Public Library of Science. (2009, January 23). Novel Explanation For A Floral Genetic Mystery. ScienceDaily. Retrieved July 24, 2014 from www.sciencedaily.com/releases/2009/01/090116073159.htm
Public Library of Science. "Novel Explanation For A Floral Genetic Mystery." ScienceDaily. www.sciencedaily.com/releases/2009/01/090116073159.htm (accessed July 24, 2014).

Share This




More Plants & Animals News

Thursday, July 24, 2014

Featured Research

from universities, journals, and other organizations


Featured Videos

from AP, Reuters, AFP, and other news services

Dogs Appear To Become Jealous Of Owners' Attention

Dogs Appear To Become Jealous Of Owners' Attention

Newsy (July 23, 2014) A U.C. San Diego researcher says jealousy isn't just a human trait, and dogs aren't the best at sharing the attention of humans with other dogs. Video provided by Newsy
Powered by NewsLook.com
Professor Creates Site Revealing Where People's Cats Live

Professor Creates Site Revealing Where People's Cats Live

Newsy (July 23, 2014) ​It's called I Know Where Your Cat Lives, and you can keep hitting the "Random Cat" button to find more real cats all over the world. Video provided by Newsy
Powered by NewsLook.com
Stone Fruit Listeria Scare Causes Sweeping Recall

Stone Fruit Listeria Scare Causes Sweeping Recall

Newsy (July 22, 2014) The Wawona Packing Company has issued a voluntary recall on the stone fruit it distributes due to a possible Listeria outbreak. Video provided by Newsy
Powered by NewsLook.com
Michigan Plant's Goal: Flower and Die

Michigan Plant's Goal: Flower and Die

AP (July 22, 2014) An 80-year-old agave plant, which is blooming for the first and only time at a University of Michigan conservatory, will die when it's done (July 22) Video provided by AP
Powered by NewsLook.com

Search ScienceDaily

Number of stories in archives: 140,361

Find with keyword(s):
Enter a keyword or phrase to search ScienceDaily for related topics and research stories.

Save/Print:
Share:

Breaking News:
from the past week

In Other News

... from NewsDaily.com

Science News

Health News

Environment News

Technology News



Save/Print:
Share:

Free Subscriptions


Get the latest science news with ScienceDaily's free email newsletters, updated daily and weekly. Or view hourly updated newsfeeds in your RSS reader:

Get Social & Mobile


Keep up to date with the latest news from ScienceDaily via social networks and mobile apps:

Have Feedback?
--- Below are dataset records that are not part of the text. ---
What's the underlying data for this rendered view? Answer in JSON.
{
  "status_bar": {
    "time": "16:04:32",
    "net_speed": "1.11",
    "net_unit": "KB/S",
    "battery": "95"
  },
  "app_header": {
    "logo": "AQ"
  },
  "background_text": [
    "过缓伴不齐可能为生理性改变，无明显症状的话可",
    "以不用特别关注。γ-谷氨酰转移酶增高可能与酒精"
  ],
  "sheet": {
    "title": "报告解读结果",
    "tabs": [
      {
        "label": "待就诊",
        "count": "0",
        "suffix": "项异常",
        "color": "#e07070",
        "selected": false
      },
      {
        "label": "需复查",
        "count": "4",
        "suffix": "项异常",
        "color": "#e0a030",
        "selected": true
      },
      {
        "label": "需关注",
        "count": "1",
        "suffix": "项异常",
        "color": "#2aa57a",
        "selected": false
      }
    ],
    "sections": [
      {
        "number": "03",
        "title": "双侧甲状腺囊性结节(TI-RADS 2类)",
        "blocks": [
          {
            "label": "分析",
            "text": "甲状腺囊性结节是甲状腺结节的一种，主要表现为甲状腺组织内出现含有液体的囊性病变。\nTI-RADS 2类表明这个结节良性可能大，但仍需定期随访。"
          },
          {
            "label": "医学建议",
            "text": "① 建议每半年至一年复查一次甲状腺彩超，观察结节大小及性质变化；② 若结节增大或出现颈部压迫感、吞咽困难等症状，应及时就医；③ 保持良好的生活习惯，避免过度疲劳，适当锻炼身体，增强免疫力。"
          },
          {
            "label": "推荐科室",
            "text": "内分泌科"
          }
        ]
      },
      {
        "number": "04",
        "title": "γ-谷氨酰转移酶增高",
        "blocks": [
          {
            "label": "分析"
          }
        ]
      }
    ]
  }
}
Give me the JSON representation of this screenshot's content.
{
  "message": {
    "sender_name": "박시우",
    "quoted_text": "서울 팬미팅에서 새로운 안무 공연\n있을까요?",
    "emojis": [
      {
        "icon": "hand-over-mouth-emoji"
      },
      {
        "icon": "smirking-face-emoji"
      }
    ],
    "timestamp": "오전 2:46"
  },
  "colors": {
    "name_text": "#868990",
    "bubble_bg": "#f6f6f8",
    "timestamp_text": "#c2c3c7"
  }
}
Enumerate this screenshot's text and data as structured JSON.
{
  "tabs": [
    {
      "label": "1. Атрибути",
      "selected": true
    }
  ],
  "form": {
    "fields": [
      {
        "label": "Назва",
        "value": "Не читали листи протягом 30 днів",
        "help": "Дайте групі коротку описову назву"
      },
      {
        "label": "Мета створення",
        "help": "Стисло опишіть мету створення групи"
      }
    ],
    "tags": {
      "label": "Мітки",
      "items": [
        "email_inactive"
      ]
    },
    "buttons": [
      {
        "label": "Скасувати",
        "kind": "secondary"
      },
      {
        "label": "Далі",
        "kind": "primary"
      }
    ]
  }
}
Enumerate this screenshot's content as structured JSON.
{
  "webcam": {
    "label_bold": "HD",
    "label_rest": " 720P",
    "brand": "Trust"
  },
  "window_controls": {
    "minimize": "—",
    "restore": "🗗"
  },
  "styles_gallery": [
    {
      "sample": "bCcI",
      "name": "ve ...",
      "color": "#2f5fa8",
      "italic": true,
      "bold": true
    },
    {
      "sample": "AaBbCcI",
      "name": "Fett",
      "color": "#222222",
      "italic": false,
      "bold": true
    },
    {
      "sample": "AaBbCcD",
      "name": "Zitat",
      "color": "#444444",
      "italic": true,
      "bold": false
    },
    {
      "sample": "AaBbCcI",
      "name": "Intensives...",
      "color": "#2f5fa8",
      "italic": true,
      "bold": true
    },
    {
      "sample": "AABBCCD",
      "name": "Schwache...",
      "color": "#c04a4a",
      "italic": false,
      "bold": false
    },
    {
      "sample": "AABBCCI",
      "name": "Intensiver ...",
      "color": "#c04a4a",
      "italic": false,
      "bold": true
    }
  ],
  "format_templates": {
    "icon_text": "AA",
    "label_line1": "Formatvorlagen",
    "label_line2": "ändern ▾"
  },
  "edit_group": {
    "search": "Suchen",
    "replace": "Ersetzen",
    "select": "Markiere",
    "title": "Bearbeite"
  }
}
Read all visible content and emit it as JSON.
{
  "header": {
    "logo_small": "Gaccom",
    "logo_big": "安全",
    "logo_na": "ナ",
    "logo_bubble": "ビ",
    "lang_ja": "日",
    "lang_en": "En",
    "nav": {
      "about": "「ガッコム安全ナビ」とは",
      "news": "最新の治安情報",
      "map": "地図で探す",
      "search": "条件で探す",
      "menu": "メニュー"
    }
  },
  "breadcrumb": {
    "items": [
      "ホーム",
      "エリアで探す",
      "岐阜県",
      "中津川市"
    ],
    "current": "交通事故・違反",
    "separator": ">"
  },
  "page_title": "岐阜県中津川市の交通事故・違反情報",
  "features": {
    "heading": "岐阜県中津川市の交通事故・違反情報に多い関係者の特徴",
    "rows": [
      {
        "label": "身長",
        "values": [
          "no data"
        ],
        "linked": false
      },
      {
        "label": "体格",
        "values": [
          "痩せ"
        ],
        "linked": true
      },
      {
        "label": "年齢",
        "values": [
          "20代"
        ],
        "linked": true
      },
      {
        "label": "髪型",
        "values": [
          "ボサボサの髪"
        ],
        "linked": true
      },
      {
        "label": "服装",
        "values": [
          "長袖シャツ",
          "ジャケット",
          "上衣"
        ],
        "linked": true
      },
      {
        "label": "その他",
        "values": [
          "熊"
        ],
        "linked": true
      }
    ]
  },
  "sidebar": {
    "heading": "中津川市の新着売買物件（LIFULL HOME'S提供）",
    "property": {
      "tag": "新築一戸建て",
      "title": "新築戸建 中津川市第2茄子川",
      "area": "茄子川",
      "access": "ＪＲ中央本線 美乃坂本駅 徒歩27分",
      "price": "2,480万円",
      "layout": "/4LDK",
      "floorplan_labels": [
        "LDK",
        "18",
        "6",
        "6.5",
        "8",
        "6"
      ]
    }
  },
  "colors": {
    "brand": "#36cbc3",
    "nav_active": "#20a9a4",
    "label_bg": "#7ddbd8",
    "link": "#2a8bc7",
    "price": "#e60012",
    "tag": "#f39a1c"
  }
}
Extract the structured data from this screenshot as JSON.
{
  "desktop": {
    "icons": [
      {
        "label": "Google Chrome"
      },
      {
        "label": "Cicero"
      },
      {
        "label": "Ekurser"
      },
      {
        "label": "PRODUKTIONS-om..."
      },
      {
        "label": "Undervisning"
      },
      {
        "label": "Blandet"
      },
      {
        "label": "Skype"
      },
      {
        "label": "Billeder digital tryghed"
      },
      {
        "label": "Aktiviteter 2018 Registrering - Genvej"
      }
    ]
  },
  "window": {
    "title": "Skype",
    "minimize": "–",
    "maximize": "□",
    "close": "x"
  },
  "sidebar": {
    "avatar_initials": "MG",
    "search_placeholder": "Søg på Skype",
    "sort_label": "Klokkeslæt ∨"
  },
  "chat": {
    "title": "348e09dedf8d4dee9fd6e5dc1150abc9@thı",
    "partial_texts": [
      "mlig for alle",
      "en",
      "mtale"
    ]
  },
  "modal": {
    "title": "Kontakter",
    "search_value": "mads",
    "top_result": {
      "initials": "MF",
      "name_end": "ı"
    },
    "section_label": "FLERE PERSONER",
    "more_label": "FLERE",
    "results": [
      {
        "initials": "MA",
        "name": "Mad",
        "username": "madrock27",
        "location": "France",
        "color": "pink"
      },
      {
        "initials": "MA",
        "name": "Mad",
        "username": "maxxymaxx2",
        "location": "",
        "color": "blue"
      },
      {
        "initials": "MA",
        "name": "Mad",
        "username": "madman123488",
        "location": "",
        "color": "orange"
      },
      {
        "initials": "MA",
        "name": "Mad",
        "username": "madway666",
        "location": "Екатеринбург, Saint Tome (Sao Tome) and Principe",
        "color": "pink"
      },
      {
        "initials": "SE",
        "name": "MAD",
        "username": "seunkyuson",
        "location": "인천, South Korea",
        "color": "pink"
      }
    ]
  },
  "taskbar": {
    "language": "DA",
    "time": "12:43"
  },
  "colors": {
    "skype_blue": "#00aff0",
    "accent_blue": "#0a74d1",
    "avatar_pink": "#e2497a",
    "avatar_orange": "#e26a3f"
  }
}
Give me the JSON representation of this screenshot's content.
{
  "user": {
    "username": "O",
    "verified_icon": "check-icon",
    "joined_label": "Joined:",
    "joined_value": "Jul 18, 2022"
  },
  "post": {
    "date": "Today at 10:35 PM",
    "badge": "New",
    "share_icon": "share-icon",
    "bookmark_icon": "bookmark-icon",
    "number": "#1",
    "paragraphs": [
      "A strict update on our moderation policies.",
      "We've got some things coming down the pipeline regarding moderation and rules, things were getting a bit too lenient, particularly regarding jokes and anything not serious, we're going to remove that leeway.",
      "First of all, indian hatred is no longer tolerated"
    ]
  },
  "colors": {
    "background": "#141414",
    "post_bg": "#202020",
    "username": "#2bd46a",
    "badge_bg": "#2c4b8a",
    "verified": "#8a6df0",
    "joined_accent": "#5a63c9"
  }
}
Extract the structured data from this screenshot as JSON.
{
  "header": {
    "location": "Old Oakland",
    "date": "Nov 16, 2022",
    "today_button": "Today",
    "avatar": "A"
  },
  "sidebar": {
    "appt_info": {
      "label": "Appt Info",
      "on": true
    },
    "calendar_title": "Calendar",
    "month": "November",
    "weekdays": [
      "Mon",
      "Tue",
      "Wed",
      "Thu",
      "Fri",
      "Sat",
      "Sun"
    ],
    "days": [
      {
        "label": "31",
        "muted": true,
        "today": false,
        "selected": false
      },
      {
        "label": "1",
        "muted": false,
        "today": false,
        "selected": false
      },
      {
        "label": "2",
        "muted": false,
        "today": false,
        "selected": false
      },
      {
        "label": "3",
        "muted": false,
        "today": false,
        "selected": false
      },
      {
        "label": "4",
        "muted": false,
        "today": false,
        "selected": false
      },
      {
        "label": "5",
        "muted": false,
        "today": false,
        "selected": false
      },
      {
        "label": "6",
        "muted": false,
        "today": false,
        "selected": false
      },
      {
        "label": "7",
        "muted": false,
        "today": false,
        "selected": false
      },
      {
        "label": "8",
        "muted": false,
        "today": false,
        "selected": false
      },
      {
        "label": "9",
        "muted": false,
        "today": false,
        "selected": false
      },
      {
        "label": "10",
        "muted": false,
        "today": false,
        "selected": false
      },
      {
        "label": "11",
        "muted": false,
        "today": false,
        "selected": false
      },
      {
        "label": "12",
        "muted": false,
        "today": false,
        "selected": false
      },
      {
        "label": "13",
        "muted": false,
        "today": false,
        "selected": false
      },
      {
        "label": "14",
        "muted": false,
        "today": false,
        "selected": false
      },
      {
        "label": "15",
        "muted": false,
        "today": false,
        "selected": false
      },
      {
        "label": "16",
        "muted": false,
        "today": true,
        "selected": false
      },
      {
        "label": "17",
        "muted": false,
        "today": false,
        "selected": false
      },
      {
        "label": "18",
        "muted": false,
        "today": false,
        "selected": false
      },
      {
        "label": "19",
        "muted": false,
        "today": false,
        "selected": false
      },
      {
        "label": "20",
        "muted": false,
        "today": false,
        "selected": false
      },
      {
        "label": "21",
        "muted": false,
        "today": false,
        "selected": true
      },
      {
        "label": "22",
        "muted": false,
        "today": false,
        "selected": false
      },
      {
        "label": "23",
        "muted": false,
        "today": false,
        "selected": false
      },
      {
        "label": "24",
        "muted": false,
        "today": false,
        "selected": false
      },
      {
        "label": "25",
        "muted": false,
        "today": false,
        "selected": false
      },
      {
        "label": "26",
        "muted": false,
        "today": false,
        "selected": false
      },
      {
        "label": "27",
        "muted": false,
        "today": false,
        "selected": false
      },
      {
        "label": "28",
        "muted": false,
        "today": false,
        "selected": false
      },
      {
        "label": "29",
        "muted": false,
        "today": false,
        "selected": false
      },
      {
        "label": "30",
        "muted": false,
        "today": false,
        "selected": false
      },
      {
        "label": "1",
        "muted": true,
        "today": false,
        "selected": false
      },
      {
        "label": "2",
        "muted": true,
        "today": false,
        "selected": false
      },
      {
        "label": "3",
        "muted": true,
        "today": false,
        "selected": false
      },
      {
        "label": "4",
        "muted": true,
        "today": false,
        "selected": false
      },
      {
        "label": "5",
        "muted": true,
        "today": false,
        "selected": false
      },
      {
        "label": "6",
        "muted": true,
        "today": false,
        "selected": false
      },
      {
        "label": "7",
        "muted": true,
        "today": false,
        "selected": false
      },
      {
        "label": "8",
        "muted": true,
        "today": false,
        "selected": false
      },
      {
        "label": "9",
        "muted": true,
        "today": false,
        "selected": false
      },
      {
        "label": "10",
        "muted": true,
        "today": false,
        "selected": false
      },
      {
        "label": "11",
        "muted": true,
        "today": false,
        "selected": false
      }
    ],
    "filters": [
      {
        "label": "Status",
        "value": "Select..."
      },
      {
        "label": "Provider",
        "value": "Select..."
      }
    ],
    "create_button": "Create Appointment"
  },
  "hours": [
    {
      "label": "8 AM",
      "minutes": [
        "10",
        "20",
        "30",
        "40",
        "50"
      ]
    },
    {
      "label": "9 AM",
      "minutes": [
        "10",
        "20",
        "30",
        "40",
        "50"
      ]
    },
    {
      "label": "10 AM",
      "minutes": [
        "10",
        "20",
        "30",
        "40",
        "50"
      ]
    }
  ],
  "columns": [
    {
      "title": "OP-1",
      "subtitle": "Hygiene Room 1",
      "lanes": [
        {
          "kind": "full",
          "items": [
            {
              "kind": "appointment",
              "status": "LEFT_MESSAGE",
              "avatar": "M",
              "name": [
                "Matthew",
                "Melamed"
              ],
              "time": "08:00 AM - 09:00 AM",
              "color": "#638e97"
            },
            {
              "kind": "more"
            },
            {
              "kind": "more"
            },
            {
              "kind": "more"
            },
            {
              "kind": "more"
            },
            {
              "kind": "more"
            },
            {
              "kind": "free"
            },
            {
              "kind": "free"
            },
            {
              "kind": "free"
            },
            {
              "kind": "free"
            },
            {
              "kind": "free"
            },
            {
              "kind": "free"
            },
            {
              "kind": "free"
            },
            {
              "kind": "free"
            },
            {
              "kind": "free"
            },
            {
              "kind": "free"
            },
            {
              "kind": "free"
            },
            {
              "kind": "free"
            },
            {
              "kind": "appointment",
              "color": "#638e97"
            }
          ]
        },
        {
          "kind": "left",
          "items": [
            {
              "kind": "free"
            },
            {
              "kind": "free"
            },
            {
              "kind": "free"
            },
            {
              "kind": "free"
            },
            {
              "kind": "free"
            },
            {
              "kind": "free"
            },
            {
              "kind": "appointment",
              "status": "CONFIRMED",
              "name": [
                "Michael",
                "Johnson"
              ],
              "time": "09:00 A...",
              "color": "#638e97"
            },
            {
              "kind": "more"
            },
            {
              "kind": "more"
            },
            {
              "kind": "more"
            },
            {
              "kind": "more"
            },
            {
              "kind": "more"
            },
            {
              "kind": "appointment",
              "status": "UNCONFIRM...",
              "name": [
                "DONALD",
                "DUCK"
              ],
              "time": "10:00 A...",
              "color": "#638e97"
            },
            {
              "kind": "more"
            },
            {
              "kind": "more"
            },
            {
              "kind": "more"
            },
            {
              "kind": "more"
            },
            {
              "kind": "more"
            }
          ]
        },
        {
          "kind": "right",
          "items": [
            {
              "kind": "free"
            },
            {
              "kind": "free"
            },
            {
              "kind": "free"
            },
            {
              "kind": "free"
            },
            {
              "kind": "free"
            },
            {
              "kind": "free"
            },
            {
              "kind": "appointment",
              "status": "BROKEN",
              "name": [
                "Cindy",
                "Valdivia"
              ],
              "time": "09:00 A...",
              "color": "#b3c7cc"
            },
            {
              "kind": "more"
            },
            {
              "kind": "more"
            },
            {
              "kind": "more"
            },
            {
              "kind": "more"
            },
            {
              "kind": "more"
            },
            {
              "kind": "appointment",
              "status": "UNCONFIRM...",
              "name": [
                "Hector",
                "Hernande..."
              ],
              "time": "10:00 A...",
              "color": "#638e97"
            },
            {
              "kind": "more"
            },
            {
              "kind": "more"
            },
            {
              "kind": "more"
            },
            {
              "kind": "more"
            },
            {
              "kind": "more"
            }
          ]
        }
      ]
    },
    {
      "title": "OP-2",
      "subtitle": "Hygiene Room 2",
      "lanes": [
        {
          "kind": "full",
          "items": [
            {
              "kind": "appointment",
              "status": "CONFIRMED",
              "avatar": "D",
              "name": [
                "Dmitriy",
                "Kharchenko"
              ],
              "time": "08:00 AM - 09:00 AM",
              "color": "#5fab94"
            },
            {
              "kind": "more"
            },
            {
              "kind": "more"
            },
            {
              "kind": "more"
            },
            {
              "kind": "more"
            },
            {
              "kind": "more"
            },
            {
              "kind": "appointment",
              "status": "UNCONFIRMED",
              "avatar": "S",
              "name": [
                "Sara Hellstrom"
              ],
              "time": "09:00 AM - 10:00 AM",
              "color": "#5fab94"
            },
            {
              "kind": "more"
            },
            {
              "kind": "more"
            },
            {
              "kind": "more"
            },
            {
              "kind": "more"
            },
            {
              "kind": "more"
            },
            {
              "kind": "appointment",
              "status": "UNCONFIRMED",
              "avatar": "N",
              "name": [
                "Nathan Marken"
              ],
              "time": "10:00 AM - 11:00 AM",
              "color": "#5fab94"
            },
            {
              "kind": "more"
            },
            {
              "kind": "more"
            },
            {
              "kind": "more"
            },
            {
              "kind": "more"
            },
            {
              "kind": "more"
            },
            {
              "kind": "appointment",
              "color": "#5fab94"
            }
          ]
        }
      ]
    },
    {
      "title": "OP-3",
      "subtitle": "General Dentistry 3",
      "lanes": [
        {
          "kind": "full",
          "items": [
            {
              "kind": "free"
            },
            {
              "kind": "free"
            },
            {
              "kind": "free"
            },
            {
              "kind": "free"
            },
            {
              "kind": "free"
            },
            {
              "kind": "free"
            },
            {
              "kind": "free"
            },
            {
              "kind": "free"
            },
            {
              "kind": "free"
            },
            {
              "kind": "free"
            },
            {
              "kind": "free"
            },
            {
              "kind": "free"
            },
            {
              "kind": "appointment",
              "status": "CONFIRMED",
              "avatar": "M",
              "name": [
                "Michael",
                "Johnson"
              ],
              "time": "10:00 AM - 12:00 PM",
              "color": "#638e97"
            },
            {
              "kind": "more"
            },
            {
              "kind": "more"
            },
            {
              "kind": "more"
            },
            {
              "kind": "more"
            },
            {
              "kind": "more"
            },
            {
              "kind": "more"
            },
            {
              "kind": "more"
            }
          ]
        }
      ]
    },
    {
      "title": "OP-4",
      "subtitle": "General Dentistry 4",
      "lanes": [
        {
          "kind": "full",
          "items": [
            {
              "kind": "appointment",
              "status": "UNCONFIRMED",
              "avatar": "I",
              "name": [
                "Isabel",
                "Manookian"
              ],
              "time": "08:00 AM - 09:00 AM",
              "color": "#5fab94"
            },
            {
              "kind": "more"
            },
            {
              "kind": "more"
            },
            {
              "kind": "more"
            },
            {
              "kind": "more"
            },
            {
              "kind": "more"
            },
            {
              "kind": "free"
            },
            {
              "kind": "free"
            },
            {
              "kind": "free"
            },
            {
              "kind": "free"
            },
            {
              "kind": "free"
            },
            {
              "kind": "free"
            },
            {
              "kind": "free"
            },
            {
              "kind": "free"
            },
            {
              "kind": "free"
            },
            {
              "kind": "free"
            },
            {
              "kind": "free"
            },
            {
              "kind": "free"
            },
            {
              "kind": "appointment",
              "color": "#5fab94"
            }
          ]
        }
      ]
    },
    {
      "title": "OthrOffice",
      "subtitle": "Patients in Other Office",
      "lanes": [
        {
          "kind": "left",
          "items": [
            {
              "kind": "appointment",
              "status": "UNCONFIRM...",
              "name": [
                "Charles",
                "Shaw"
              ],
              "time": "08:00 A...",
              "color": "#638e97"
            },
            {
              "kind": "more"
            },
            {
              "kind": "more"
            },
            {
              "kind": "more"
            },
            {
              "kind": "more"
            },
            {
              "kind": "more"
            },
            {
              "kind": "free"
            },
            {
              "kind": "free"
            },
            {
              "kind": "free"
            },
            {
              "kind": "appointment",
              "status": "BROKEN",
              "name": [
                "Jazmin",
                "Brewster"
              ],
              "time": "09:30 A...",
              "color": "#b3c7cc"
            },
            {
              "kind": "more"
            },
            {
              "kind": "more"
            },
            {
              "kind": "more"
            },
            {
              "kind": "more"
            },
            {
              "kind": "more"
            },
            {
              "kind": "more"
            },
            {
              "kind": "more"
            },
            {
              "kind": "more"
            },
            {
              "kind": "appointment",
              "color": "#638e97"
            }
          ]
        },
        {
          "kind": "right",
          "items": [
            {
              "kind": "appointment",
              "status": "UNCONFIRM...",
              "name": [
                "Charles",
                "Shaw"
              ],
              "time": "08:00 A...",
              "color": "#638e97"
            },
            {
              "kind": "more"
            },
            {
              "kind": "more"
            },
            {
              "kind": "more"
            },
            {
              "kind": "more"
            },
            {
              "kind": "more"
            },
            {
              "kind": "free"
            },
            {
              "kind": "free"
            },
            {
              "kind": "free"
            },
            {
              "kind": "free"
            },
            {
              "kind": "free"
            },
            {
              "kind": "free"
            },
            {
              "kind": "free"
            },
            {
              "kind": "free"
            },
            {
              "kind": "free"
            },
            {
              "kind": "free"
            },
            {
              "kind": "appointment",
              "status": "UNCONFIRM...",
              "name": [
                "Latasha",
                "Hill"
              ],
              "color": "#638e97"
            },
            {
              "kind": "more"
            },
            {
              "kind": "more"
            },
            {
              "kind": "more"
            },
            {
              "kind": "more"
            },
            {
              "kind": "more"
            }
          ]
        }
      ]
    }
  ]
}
Tell us what you think of ScienceDaily -- we welcome both positive and negative comments. Have any problems using the site? Questions?
Mobile: iPhone Android Web
Follow: Facebook Twitter Google+
Subscribe: RSS Feeds Email Newsletters
Latest Headlines Health & Medicine Mind & Brain Space & Time Matter & Energy Computers & Math Plants & Animals Earth & Climate Fossils & Ruins